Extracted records
*-*-*

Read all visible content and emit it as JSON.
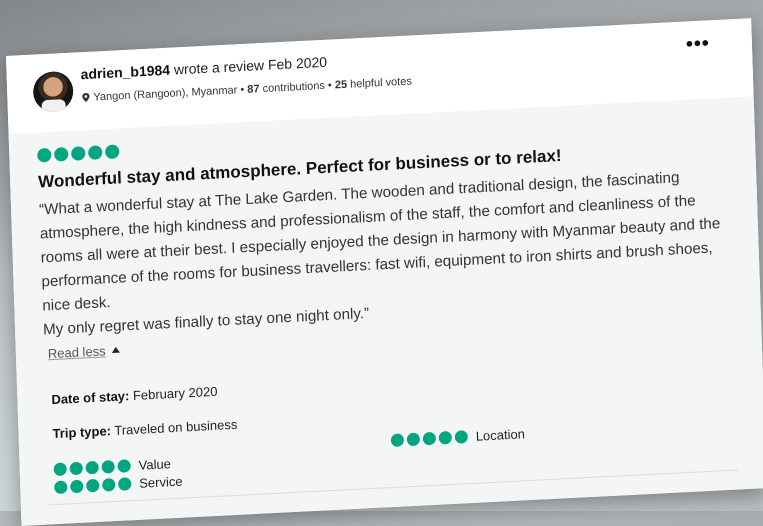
{
  "review": {
    "user": "adrien_b1984",
    "action": "wrote a review Feb 2020",
    "location": "Yangon (Rangoon), Myanmar",
    "contributions": "87",
    "contributions_label": "contributions",
    "helpful_votes": "25",
    "helpful_label": "helpful votes",
    "separator": "•",
    "rating": 5,
    "title": "Wonderful stay and atmosphere. Perfect for business or to relax!",
    "text_paragraph_1": "“What a wonderful stay at The Lake Garden. The wooden and traditional design, the fascinating atmosphere, the high kindness and professionalism of the staff, the comfort and cleanliness of the rooms all were at their best. I especially enjoyed the design in harmony with Myanmar beauty and the performance of the rooms for business travellers: fast wifi, equipment to iron shirts and brush shoes, nice desk.",
    "text_paragraph_2": "My only regret was finally to stay one night only.”",
    "read_less": "Read less",
    "date_of_stay_label": "Date of stay:",
    "date_of_stay_value": "February 2020",
    "trip_type_label": "Trip type:",
    "trip_type_value": "Traveled on business",
    "subratings": [
      {
        "label": "Value",
        "rating": 5
      },
      {
        "label": "Service",
        "rating": 5
      },
      {
        "label": "Location",
        "rating": 5
      }
    ],
    "more_menu": "•••"
  },
  "colors": {
    "bubble": "#00a680",
    "card_body": "#f4f5f5"
  },
  "icons": {
    "pin": "location-pin-icon",
    "more": "more-options-icon",
    "caret": "caret-up-icon"
  }
}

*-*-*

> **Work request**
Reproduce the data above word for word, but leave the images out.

> **Output for this exercise**
Read all visible content and emit it as JSON.
{
  "review": {
    "user": "adrien_b1984",
    "action": "wrote a review Feb 2020",
    "location": "Yangon (Rangoon), Myanmar",
    "contributions": "87",
    "contributions_label": "contributions",
    "helpful_votes": "25",
    "helpful_label": "helpful votes",
    "separator": "•",
    "rating": 5,
    "title": "Wonderful stay and atmosphere. Perfect for business or to relax!",
    "text_paragraph_1": "“What a wonderful stay at The Lake Garden. The wooden and traditional design, the fascinating atmosphere, the high kindness and professionalism of the staff, the comfort and cleanliness of the rooms all were at their best. I especially enjoyed the design in harmony with Myanmar beauty and the performance of the rooms for business travellers: fast wifi, equipment to iron shirts and brush shoes, nice desk.",
    "text_paragraph_2": "My only regret was finally to stay one night only.”",
    "read_less": "Read less",
    "date_of_stay_label": "Date of stay:",
    "date_of_stay_value": "February 2020",
    "trip_type_label": "Trip type:",
    "trip_type_value": "Traveled on business",
    "subratings": [
      {
        "label": "Value",
        "rating": 5
      },
      {
        "label": "Service",
        "rating": 5
      },
      {
        "label": "Location",
        "rating": 5
      }
    ],
    "more_menu": "•••"
  },
  "colors": {
    "bubble": "#00a680",
    "card_body": "#f4f5f5"
  },
  "icons": {
    "pin": "location-pin-icon",
    "more": "more-options-icon",
    "caret": "caret-up-icon"
  }
}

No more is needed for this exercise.